Identifying the Top Three Most Common Cryptocurrency Scams
With cryptocurrency valuation at an all-time high, you best believe that there are bad people out there who want to steal your hard-earned digital assets. While we want to believe that all men (and women!) are good, there are always dark souls out there who would invest in complex scams for their own selfish gains. This article focuses on how you can identify the most common scams in the crypto industry. Note that even though there are scams that are unique to cryptocurrency, most of the crypto scams are entwined with already existing financial scams. Let us take a look at the most common crypto scams and how to avoid them.
3 Most Common Crypto Scams:
Do you know the saying: “It’s too good to be true?” If the financial opportunity you are seeing is, chances are that it truly is, and you should run the other way. Investment scams are one of the most notorious scams globally. If someone approaches you and wants you to invest in the Next Big Thing and claim that you will instantly get rich, this is the not-so-humble beginning of an investment scam.
Even though a person would introduce themselves as an “investment manager,” it would be best to only transact with credible financial institutions. Their usual strategy is that they will grow your crypto assets, but in actuality, your crypto assets are now frozen until you pay them for a fee.
Other investment scams in the crypto industry look like pyramid scams. The scammer will influence you to pay them in crypto so they can recruit other people, claiming that you will earn more money if they get more people in the business and then suddenly vanish.
Phishing scams operate in a way where they want to get into your bank details. Phishing scams in the crypto world operate similarly – the only difference is they want to get into your crypto wallet. These scams are also known as “technical support scams” because scammers would often disguise themselves as tech support to get your credentials. These scammers will often provide help and ask for your crypto log-in credentials. They might also ask for information so they can remote your computer or ask you to send your digital assets to a suspicious wallet. The rule of thumb is to never give your login credentials or crypto password to anyone.
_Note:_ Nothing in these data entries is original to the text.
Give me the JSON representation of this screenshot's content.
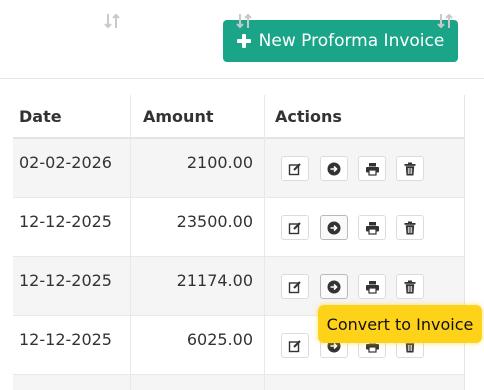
{
  "toolbar": {
    "new_button_label": "New Proforma Invoice"
  },
  "table": {
    "headers": {
      "date": "Date",
      "amount": "Amount",
      "actions": "Actions"
    },
    "rows": [
      {
        "date": "02-02-2026",
        "amount": "2100.00"
      },
      {
        "date": "12-12-2025",
        "amount": "23500.00"
      },
      {
        "date": "12-12-2025",
        "amount": "21174.00"
      },
      {
        "date": "12-12-2025",
        "amount": "6025.00"
      }
    ]
  },
  "tooltip": {
    "text": "Convert to Invoice"
  },
  "icons": {
    "accent": "#1aa589",
    "tooltip_bg": "#ffd21a"
  }
}
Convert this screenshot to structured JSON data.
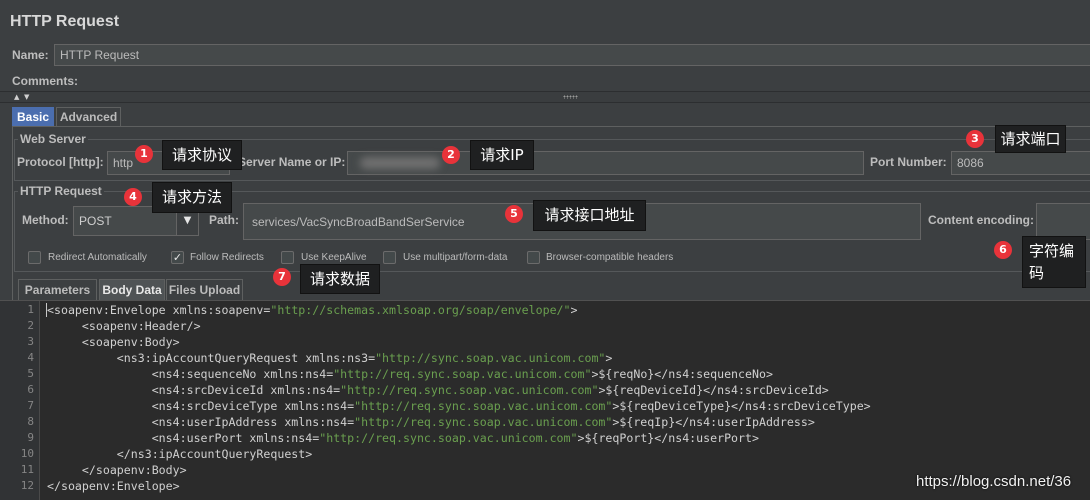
{
  "panel": {
    "title": "HTTP Request"
  },
  "name_field": {
    "label": "Name:",
    "value": "HTTP Request"
  },
  "comments": {
    "label": "Comments:"
  },
  "tabs": [
    {
      "label": "Basic",
      "selected": true
    },
    {
      "label": "Advanced",
      "selected": false
    }
  ],
  "web_server": {
    "legend": "Web Server",
    "protocol": {
      "label": "Protocol [http]:",
      "value": "http"
    },
    "server": {
      "label": "Server Name or IP:"
    },
    "port": {
      "label": "Port Number:",
      "value": "8086"
    }
  },
  "http_request": {
    "legend": "HTTP Request",
    "method": {
      "label": "Method:",
      "value": "POST"
    },
    "path": {
      "label": "Path:",
      "value": "services/VacSyncBroadBandSerService"
    },
    "encoding": {
      "label": "Content encoding:"
    }
  },
  "options": [
    {
      "label": "Redirect Automatically",
      "checked": false
    },
    {
      "label": "Follow Redirects",
      "checked": true
    },
    {
      "label": "Use KeepAlive",
      "checked": false
    },
    {
      "label": "Use multipart/form-data",
      "checked": false
    },
    {
      "label": "Browser-compatible headers",
      "checked": false
    }
  ],
  "body_tabs": [
    {
      "label": "Parameters",
      "selected": false
    },
    {
      "label": "Body Data",
      "selected": true
    },
    {
      "label": "Files Upload",
      "selected": false
    }
  ],
  "body_data": {
    "lines": [
      {
        "n": "1",
        "text": "<soapenv:Envelope xmlns:soapenv=\"http://schemas.xmlsoap.org/soap/envelope/\">"
      },
      {
        "n": "2",
        "text": "     <soapenv:Header/>"
      },
      {
        "n": "3",
        "text": "     <soapenv:Body>"
      },
      {
        "n": "4",
        "text": "          <ns3:ipAccountQueryRequest xmlns:ns3=\"http://sync.soap.vac.unicom.com\">"
      },
      {
        "n": "5",
        "text": "               <ns4:sequenceNo xmlns:ns4=\"http://req.sync.soap.vac.unicom.com\">${reqNo}</ns4:sequenceNo>"
      },
      {
        "n": "6",
        "text": "               <ns4:srcDeviceId xmlns:ns4=\"http://req.sync.soap.vac.unicom.com\">${reqDeviceId}</ns4:srcDeviceId>"
      },
      {
        "n": "7",
        "text": "               <ns4:srcDeviceType xmlns:ns4=\"http://req.sync.soap.vac.unicom.com\">${reqDeviceType}</ns4:srcDeviceType>"
      },
      {
        "n": "8",
        "text": "               <ns4:userIpAddress xmlns:ns4=\"http://req.sync.soap.vac.unicom.com\">${reqIp}</ns4:userIpAddress>"
      },
      {
        "n": "9",
        "text": "               <ns4:userPort xmlns:ns4=\"http://req.sync.soap.vac.unicom.com\">${reqPort}</ns4:userPort>"
      },
      {
        "n": "10",
        "text": "          </ns3:ipAccountQueryRequest>"
      },
      {
        "n": "11",
        "text": "     </soapenv:Body>"
      },
      {
        "n": "12",
        "text": "</soapenv:Envelope>"
      }
    ]
  },
  "annotations": [
    {
      "number": "1",
      "text": "请求协议"
    },
    {
      "number": "2",
      "text": "请求IP"
    },
    {
      "number": "3",
      "text": "请求端口"
    },
    {
      "number": "4",
      "text": "请求方法"
    },
    {
      "number": "5",
      "text": "请求接口地址"
    },
    {
      "number": "6",
      "text": "字符编码"
    },
    {
      "number": "7",
      "text": "请求数据"
    }
  ],
  "watermark": "https://blog.csdn.net/36",
  "icons": {
    "splitter_up": "collapse-up-icon",
    "splitter_down": "expand-down-icon",
    "splitter_grip": "splitter-grip-icon",
    "method_dropdown": "chevron-down-icon",
    "checkbox_mark": "checkmark-icon"
  },
  "colors": {
    "panel_bg": "#3c3f41",
    "selected_tab": "#4b6eaf",
    "editor_bg": "#2b2b2b",
    "xml_string": "#6a9f4f",
    "annotation_badge": "#e8333a",
    "annotation_box": "#1f2021"
  }
}
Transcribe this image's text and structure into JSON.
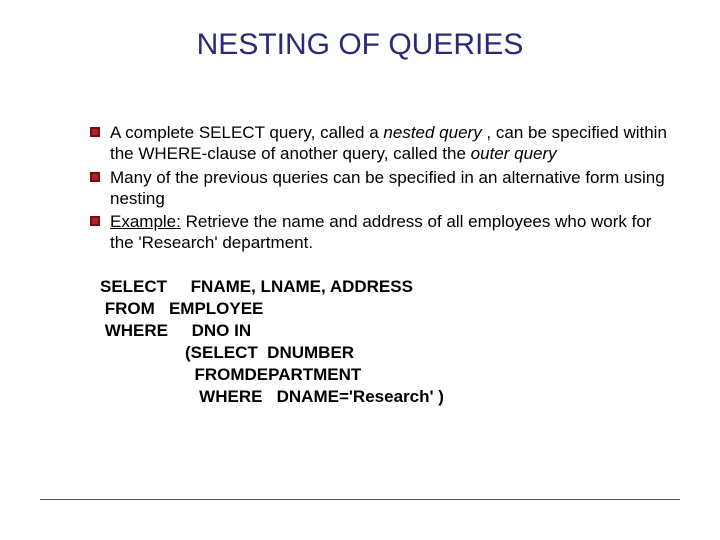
{
  "title": "NESTING OF QUERIES",
  "bullets": {
    "b1": {
      "p1": "A complete SELECT query, called a ",
      "p2": "nested query",
      "p3": " , can be specified within the WHERE-clause of another query, called the ",
      "p4": "outer query"
    },
    "b2": "Many of the previous queries can be specified in an alternative form using nesting",
    "b3": {
      "p1": "Example:",
      "p2": " Retrieve the name and address of all employees who work for the 'Research' department."
    }
  },
  "code": {
    "l1": "SELECT     FNAME, LNAME, ADDRESS",
    "l2": " FROM   EMPLOYEE",
    "l3": " WHERE     DNO IN",
    "l4": "                  (SELECT  DNUMBER",
    "l5": "                    FROMDEPARTMENT",
    "l6": "                     WHERE   DNAME='Research' )"
  }
}
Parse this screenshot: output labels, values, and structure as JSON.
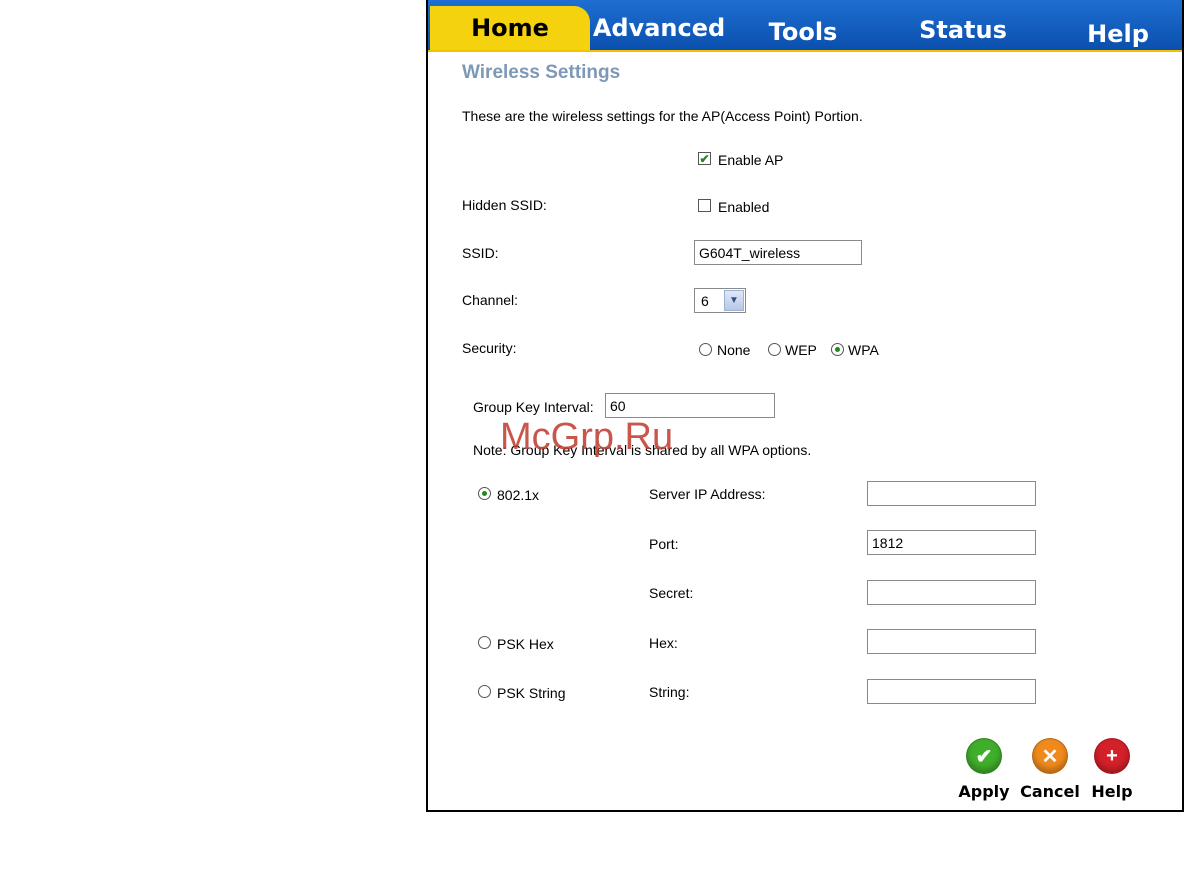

Pop culture enabled the crypto giveaway scam because celebrities and influencers often promote certain cryptocurrencies (yes, we are looking at you, Dogecoin). With this, scammers would organize giveaway activities, often claiming that these giveaways come from famous celebrities. They even create dummy accounts so these dummy accounts can respond and hype up the post. The posts would often give you links or QR codes you need to pay to enter. Again, suppose you need to pay for anything to claim a giveaway. In that case, this is a scam, and you better run in the opposite direction.